● **Activity**: Gather each line of the entries below that includes "realizados".

● **Material provided**:
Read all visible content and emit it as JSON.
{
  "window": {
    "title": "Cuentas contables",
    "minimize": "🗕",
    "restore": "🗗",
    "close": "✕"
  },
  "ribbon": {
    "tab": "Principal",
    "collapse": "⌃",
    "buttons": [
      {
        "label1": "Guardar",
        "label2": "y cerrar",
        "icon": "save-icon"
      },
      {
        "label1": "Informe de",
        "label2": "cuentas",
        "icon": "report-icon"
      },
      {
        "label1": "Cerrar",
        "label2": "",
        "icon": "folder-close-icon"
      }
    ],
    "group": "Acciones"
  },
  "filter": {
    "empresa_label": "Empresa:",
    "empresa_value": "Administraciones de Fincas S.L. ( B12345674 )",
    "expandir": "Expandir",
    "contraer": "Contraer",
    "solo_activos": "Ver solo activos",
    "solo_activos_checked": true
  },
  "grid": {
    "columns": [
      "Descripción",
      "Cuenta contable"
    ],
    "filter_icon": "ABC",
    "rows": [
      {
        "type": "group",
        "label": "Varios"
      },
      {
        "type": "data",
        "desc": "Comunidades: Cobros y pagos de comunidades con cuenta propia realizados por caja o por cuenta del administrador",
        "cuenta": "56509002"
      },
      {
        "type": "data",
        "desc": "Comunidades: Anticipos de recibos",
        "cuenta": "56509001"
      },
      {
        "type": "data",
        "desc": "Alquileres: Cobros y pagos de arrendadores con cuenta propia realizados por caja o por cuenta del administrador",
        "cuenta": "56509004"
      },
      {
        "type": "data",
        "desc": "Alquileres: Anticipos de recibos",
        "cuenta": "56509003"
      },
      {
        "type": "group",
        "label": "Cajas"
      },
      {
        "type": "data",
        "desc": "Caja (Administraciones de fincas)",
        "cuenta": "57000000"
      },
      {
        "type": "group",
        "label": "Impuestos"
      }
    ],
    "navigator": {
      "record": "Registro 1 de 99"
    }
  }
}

● **Worked solution**:
        "desc": "Comunidades: Cobros y pagos de comunidades con cuenta propia realizados por caja o por cuenta del administrador",
        "desc": "Alquileres: Cobros y pagos de arrendadores con cuenta propia realizados por caja o por cuenta del administrador",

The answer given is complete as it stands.